  • A team of six Chatsworth Elementary School, Larchmont, NY teachers worked on numerous projects, including a school-based program encouraging community and school partnership in the creation of a sustainable herb garden.
  • As part of their district-wide curriculum mapping initiative, nine elementary teachers from Yonkers Public Schools worked on unit makeovers and science curriculum maps to incorporate sustainability (EfS) content and assessment tools. 

NY Programs' highlights included:

    • MS/HS 5-day Institute lead presenter Susan Santone, Director of CCES.
    • Guest speakers: Scott Beall, DoRight, Inc. & Integral Vision Learning; Deb Johnson, Academic Director of Sustainability, Pratt Institute; and Donna M. Maiello, ASLA and Matthew N. Steinberg, AICP, Divney Tung Schwalbe.
    • Elementary School 3-day Institute lead presenter Tiffany Tillman of Shelburne Farms, VT. Teachers enjoyed the numerous outdoor activities, collaborating, and using the Understanding by Design model, and the focus on sustainable communities.
    • Funded through generous grants from the Clarence E. Heller Charitable Foundation and Con Edison.

"I wanted to thank you again for such an inspiring course this summer at Manhattanville College. The class was such a great way to get like minded teachers together to brainstorm and learn from one another. I have already begun work with my colleagues at Briarcliff incorporating many of the lessons from the course." Bob Iovino, Briarcliff Middle School Science Teacher, NY

KES Boiler room
Learning about energy consumption in their school while participating in the CELF Eco-Footprint Program
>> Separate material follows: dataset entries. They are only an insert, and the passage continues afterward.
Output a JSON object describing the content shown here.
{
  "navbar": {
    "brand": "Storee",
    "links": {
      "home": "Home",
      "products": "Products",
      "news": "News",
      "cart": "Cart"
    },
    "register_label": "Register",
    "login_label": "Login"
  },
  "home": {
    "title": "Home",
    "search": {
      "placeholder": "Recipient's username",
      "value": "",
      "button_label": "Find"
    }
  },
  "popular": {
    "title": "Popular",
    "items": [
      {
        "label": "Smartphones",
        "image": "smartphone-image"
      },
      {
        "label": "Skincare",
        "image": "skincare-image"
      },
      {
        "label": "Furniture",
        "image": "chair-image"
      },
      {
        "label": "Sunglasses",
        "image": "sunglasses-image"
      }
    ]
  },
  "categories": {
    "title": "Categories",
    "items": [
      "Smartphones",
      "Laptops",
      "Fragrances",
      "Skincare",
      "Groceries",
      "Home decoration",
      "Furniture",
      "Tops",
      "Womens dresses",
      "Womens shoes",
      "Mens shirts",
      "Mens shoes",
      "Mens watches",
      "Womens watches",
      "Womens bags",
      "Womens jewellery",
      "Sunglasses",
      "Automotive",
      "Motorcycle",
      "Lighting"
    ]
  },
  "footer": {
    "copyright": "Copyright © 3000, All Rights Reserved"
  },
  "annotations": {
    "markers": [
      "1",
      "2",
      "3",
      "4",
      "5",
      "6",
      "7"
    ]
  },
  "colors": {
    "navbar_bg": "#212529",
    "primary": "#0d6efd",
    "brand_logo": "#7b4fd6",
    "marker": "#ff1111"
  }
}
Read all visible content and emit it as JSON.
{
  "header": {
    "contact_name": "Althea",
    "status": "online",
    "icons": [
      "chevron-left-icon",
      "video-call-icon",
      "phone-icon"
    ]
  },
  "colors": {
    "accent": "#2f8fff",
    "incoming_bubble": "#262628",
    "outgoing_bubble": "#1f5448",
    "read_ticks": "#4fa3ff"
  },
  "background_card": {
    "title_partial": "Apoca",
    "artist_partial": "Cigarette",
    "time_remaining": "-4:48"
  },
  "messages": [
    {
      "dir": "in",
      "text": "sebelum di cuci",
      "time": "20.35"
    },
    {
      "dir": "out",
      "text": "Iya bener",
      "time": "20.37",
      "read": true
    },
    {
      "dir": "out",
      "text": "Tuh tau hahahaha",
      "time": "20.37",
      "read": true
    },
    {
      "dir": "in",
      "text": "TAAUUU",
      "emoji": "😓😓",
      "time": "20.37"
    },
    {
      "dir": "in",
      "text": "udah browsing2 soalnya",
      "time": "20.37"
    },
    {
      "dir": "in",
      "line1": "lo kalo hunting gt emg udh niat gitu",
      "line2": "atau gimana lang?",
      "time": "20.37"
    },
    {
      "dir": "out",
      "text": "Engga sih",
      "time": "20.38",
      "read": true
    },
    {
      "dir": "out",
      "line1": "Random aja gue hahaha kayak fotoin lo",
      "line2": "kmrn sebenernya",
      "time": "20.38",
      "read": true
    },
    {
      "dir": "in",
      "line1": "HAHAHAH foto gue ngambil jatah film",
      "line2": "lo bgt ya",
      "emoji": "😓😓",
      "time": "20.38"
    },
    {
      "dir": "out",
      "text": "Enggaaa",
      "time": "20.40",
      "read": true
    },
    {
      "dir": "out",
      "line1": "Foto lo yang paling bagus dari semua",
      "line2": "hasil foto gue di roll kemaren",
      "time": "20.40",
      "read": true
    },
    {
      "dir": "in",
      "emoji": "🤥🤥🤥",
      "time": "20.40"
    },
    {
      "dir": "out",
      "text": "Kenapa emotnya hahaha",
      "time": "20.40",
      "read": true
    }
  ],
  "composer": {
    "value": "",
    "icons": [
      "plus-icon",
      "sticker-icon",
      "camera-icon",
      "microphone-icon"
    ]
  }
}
Read more about how Manhattan Country School and other schools whose staff have participated in CELF Summer Institutes are embracing sustainability with the CELF Ecological Footprint Program and on-going professional development in next month's CELF e-News


Sept. 30th: CELF presentation at the NAAEE National Conference 

Oct. 7th: Manhattan Country School Eco-Footprint Program 

Oct. 14th: Co-sponsorship of the GSCW Conference

Oct. 20th-21st: Leadership Grant Conference Days 

Nov. 2nd: NYC Professional Development Day for public high school teachers